App and web page records
+ + +

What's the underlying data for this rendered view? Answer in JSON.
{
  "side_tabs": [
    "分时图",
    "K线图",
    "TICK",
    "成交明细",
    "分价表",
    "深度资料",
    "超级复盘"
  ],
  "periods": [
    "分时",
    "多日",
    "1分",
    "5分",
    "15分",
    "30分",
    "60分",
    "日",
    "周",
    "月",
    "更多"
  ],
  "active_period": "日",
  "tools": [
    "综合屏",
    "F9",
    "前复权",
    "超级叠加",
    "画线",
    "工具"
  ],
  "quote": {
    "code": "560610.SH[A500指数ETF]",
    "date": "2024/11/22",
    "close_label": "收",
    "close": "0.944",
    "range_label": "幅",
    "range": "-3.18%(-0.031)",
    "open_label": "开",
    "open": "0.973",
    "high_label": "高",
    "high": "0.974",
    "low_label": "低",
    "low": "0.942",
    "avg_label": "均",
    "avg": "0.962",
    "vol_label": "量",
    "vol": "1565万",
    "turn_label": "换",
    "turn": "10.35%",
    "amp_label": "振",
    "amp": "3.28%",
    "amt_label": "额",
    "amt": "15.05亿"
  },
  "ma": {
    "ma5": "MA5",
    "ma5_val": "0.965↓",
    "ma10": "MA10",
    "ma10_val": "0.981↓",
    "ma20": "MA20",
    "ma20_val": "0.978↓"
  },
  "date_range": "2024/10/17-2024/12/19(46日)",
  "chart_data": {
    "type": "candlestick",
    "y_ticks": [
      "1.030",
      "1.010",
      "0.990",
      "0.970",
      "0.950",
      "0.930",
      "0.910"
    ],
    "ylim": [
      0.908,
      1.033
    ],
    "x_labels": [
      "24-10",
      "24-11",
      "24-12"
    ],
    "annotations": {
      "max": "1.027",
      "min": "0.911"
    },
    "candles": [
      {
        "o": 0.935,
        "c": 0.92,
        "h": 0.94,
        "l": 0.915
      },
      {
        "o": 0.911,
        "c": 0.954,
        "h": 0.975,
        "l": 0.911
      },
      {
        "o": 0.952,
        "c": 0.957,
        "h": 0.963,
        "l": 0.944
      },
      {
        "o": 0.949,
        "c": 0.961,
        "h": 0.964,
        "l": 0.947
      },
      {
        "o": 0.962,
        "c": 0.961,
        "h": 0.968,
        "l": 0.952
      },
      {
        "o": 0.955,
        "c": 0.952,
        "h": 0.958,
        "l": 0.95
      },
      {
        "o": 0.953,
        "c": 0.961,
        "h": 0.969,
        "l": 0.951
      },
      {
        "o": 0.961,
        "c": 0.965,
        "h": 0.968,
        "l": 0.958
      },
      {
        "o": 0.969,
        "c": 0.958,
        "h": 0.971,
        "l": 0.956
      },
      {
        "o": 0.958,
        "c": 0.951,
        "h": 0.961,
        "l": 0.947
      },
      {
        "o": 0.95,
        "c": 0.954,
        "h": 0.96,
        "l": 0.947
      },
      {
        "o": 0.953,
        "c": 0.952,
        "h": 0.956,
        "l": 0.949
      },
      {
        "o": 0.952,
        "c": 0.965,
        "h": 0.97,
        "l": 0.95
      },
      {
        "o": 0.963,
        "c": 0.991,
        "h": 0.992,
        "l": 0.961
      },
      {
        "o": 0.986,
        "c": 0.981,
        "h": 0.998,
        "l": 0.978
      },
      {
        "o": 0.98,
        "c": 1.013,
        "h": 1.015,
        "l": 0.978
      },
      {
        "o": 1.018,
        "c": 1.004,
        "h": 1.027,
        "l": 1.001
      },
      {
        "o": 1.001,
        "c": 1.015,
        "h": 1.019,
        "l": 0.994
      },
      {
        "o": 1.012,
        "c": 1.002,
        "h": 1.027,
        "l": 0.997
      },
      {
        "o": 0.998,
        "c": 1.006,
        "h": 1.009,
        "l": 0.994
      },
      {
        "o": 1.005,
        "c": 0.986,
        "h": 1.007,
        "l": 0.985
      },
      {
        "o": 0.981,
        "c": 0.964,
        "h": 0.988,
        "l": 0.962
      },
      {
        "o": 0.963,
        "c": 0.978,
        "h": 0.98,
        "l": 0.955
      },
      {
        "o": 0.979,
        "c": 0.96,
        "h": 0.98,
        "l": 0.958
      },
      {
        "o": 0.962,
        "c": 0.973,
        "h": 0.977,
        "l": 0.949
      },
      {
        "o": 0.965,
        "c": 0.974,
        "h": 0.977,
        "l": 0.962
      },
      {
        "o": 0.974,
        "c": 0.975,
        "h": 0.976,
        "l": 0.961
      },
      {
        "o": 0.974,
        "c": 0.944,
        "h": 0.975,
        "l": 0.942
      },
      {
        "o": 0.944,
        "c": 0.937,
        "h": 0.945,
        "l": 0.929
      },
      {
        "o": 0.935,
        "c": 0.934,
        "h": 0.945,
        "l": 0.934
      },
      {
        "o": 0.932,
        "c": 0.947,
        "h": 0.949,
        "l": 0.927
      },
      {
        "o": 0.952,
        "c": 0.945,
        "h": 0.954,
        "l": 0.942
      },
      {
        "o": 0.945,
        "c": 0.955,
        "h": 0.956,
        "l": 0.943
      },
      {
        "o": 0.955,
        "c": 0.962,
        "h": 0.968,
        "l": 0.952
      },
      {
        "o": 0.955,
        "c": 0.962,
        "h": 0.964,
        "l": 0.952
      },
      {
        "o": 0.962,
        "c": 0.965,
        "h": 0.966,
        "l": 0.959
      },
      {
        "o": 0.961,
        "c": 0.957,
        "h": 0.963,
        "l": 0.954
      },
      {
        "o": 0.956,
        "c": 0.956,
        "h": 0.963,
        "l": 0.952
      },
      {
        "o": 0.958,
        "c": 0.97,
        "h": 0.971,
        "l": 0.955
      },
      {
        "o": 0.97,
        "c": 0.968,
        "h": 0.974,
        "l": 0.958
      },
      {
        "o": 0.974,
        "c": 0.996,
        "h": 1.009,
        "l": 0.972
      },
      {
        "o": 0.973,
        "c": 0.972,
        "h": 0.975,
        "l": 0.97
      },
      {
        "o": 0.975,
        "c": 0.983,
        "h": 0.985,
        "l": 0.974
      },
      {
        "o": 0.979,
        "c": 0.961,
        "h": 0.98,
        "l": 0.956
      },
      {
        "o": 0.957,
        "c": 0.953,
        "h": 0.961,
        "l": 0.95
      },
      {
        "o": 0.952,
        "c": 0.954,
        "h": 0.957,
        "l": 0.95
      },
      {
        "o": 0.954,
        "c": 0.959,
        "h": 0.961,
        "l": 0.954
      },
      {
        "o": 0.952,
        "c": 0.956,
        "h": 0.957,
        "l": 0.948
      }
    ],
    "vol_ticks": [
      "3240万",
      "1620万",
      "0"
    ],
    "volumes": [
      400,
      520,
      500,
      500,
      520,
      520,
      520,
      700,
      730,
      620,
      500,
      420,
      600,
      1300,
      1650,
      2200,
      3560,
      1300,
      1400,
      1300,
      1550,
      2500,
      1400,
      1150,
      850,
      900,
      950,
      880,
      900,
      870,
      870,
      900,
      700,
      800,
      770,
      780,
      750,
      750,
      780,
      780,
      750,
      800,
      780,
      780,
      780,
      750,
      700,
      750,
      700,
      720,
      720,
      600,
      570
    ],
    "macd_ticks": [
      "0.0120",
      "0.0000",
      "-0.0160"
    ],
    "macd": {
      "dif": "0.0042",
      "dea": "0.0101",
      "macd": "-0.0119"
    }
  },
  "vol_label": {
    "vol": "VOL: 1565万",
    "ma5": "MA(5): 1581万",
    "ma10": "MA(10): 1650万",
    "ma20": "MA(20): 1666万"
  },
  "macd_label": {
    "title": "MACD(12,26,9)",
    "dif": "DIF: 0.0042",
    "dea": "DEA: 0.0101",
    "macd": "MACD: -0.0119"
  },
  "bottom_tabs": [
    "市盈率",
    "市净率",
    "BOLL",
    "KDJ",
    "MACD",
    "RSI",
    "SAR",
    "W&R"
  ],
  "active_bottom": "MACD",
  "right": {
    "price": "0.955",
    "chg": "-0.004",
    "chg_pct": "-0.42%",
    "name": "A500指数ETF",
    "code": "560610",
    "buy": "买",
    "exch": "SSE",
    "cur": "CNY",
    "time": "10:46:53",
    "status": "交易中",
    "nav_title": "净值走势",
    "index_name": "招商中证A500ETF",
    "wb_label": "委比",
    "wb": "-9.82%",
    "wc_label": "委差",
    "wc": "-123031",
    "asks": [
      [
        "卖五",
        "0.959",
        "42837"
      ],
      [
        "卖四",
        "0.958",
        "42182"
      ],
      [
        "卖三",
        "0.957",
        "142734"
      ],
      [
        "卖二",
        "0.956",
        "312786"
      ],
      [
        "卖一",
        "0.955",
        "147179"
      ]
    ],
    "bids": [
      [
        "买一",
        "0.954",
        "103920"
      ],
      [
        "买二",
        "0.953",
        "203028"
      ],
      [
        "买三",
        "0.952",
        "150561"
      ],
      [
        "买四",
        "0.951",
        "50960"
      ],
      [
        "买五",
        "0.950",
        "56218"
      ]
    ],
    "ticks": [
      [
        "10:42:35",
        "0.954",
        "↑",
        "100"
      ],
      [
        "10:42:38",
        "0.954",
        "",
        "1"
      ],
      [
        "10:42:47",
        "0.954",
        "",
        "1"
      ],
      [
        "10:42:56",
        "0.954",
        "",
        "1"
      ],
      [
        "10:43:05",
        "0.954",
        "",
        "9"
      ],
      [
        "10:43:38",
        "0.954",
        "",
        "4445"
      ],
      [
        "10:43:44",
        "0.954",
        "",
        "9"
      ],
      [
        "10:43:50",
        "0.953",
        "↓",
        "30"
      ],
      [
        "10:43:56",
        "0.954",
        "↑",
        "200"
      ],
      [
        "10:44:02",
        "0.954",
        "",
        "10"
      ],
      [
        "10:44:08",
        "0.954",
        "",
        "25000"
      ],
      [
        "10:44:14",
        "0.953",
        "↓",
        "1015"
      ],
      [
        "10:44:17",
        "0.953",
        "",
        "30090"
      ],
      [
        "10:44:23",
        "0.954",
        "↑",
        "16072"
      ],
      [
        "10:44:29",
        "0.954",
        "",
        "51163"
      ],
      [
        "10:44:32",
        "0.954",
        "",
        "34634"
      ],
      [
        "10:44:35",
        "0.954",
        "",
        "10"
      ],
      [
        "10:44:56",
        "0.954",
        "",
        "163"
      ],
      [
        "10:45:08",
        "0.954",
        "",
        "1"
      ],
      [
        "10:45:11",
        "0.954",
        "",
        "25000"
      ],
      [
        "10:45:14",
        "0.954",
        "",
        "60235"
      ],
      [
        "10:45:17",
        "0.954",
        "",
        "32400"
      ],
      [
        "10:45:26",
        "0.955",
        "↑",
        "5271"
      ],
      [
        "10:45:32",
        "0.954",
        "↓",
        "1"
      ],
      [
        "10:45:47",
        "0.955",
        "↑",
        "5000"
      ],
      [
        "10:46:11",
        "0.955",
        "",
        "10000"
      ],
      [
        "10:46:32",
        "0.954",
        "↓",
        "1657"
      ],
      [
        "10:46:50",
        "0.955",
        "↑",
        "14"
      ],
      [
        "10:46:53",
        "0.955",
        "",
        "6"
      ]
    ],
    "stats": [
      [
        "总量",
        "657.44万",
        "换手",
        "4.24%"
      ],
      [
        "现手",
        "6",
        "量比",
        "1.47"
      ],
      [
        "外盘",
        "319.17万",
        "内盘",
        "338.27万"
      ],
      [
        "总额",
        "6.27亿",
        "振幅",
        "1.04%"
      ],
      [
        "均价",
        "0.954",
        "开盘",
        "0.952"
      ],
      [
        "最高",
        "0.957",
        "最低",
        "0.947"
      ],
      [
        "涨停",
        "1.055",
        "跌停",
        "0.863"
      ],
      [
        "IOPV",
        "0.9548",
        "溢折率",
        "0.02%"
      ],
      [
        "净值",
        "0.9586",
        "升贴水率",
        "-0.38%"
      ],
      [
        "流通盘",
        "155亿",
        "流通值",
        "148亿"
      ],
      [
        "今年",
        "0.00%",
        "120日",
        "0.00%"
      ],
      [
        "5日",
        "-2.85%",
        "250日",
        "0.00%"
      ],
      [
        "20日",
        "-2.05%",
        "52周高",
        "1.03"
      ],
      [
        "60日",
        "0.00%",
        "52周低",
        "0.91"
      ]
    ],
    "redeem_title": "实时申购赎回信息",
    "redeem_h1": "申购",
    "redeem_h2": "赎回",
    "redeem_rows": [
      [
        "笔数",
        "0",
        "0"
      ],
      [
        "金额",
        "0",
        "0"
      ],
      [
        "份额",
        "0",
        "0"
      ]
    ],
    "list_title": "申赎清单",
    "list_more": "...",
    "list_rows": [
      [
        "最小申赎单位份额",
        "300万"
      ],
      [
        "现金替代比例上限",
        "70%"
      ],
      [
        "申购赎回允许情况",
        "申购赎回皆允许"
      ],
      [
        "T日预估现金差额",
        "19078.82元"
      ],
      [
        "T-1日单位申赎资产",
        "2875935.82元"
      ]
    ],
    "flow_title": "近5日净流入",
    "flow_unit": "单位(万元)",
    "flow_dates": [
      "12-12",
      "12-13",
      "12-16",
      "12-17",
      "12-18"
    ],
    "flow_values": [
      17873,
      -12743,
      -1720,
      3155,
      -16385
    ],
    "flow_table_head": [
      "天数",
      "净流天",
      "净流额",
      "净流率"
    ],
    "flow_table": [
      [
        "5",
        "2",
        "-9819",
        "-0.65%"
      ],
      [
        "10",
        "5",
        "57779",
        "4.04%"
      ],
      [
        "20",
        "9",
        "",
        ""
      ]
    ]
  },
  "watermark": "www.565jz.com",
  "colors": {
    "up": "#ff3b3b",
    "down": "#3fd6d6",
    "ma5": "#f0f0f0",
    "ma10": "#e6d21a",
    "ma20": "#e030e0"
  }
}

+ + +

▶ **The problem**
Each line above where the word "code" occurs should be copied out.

▶ **Solution to this problem**
    "code": "560610.SH[A500指数ETF]",
    "code": "560610",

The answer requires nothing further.